» **WORK ITEM**: Present the following entries again, word for word and in full.

══ THE RECORDS ══

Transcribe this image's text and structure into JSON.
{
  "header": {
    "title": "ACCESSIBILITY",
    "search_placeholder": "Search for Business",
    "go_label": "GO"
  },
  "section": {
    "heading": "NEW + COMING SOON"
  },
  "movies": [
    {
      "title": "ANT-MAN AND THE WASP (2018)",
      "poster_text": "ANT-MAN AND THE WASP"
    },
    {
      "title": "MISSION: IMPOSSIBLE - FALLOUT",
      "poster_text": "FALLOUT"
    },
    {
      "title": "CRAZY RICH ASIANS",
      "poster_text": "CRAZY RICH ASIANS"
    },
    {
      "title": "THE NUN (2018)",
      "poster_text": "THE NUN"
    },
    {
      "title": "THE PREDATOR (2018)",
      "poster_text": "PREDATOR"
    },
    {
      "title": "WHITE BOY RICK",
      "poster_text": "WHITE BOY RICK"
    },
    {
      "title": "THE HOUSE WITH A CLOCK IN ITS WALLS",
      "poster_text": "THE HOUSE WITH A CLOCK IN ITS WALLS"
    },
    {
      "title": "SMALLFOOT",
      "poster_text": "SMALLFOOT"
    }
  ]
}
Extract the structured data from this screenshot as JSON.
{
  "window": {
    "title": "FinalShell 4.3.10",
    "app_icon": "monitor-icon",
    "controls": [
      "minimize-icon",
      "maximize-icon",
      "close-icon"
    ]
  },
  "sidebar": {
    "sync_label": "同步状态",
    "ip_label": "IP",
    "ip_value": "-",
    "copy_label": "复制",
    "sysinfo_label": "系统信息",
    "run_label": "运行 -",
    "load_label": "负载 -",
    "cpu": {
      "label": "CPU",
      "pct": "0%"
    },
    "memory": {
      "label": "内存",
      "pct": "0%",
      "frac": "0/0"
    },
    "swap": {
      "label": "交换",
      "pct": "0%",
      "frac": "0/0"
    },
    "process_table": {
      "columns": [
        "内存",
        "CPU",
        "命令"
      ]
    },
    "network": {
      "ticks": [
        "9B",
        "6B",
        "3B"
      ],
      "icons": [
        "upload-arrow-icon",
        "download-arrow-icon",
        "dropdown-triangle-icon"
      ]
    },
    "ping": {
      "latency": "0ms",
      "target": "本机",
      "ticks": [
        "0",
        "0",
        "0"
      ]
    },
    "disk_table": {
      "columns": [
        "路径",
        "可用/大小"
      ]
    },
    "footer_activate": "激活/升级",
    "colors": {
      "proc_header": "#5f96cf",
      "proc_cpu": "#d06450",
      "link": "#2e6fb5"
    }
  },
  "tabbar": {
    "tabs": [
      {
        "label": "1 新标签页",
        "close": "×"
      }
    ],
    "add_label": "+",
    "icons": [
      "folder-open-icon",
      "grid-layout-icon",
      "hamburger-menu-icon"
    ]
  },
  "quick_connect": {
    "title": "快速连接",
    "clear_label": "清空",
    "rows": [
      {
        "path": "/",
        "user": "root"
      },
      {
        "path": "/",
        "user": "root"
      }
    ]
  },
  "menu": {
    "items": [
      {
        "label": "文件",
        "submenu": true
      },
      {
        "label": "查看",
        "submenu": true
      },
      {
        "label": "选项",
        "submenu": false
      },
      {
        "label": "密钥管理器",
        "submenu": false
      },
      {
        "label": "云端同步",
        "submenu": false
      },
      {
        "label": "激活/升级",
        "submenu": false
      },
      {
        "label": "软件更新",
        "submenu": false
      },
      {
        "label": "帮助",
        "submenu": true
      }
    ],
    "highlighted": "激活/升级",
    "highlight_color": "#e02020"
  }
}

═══

» **SOLVED EXERCISE**:
Transcribe this image's text and structure into JSON.
{
  "header": {
    "title": "ACCESSIBILITY",
    "search_placeholder": "Search for Business",
    "go_label": "GO"
  },
  "section": {
    "heading": "NEW + COMING SOON"
  },
  "movies": [
    {
      "title": "ANT-MAN AND THE WASP (2018)",
      "poster_text": "ANT-MAN AND THE WASP"
    },
    {
      "title": "MISSION: IMPOSSIBLE - FALLOUT",
      "poster_text": "FALLOUT"
    },
    {
      "title": "CRAZY RICH ASIANS",
      "poster_text": "CRAZY RICH ASIANS"
    },
    {
      "title": "THE NUN (2018)",
      "poster_text": "THE NUN"
    },
    {
      "title": "THE PREDATOR (2018)",
      "poster_text": "PREDATOR"
    },
    {
      "title": "WHITE BOY RICK",
      "poster_text": "WHITE BOY RICK"
    },
    {
      "title": "THE HOUSE WITH A CLOCK IN ITS WALLS",
      "poster_text": "THE HOUSE WITH A CLOCK IN ITS WALLS"
    },
    {
      "title": "SMALLFOOT",
      "poster_text": "SMALLFOOT"
    }
  ]
}
Extract the structured data from this screenshot as JSON.
{
  "window": {
    "title": "FinalShell 4.3.10",
    "app_icon": "monitor-icon",
    "controls": [
      "minimize-icon",
      "maximize-icon",
      "close-icon"
    ]
  },
  "sidebar": {
    "sync_label": "同步状态",
    "ip_label": "IP",
    "ip_value": "-",
    "copy_label": "复制",
    "sysinfo_label": "系统信息",
    "run_label": "运行 -",
    "load_label": "负载 -",
    "cpu": {
      "label": "CPU",
      "pct": "0%"
    },
    "memory": {
      "label": "内存",
      "pct": "0%",
      "frac": "0/0"
    },
    "swap": {
      "label": "交换",
      "pct": "0%",
      "frac": "0/0"
    },
    "process_table": {
      "columns": [
        "内存",
        "CPU",
        "命令"
      ]
    },
    "network": {
      "ticks": [
        "9B",
        "6B",
        "3B"
      ],
      "icons": [
        "upload-arrow-icon",
        "download-arrow-icon",
        "dropdown-triangle-icon"
      ]
    },
    "ping": {
      "latency": "0ms",
      "target": "本机",
      "ticks": [
        "0",
        "0",
        "0"
      ]
    },
    "disk_table": {
      "columns": [
        "路径",
        "可用/大小"
      ]
    },
    "footer_activate": "激活/升级",
    "colors": {
      "proc_header": "#5f96cf",
      "proc_cpu": "#d06450",
      "link": "#2e6fb5"
    }
  },
  "tabbar": {
    "tabs": [
      {
        "label": "1 新标签页",
        "close": "×"
      }
    ],
    "add_label": "+",
    "icons": [
      "folder-open-icon",
      "grid-layout-icon",
      "hamburger-menu-icon"
    ]
  },
  "quick_connect": {
    "title": "快速连接",
    "clear_label": "清空",
    "rows": [
      {
        "path": "/",
        "user": "root"
      },
      {
        "path": "/",
        "user": "root"
      }
    ]
  },
  "menu": {
    "items": [
      {
        "label": "文件",
        "submenu": true
      },
      {
        "label": "查看",
        "submenu": true
      },
      {
        "label": "选项",
        "submenu": false
      },
      {
        "label": "密钥管理器",
        "submenu": false
      },
      {
        "label": "云端同步",
        "submenu": false
      },
      {
        "label": "激活/升级",
        "submenu": false
      },
      {
        "label": "软件更新",
        "submenu": false
      },
      {
        "label": "帮助",
        "submenu": true
      }
    ],
    "highlighted": "激活/升级",
    "highlight_color": "#e02020"
  }
}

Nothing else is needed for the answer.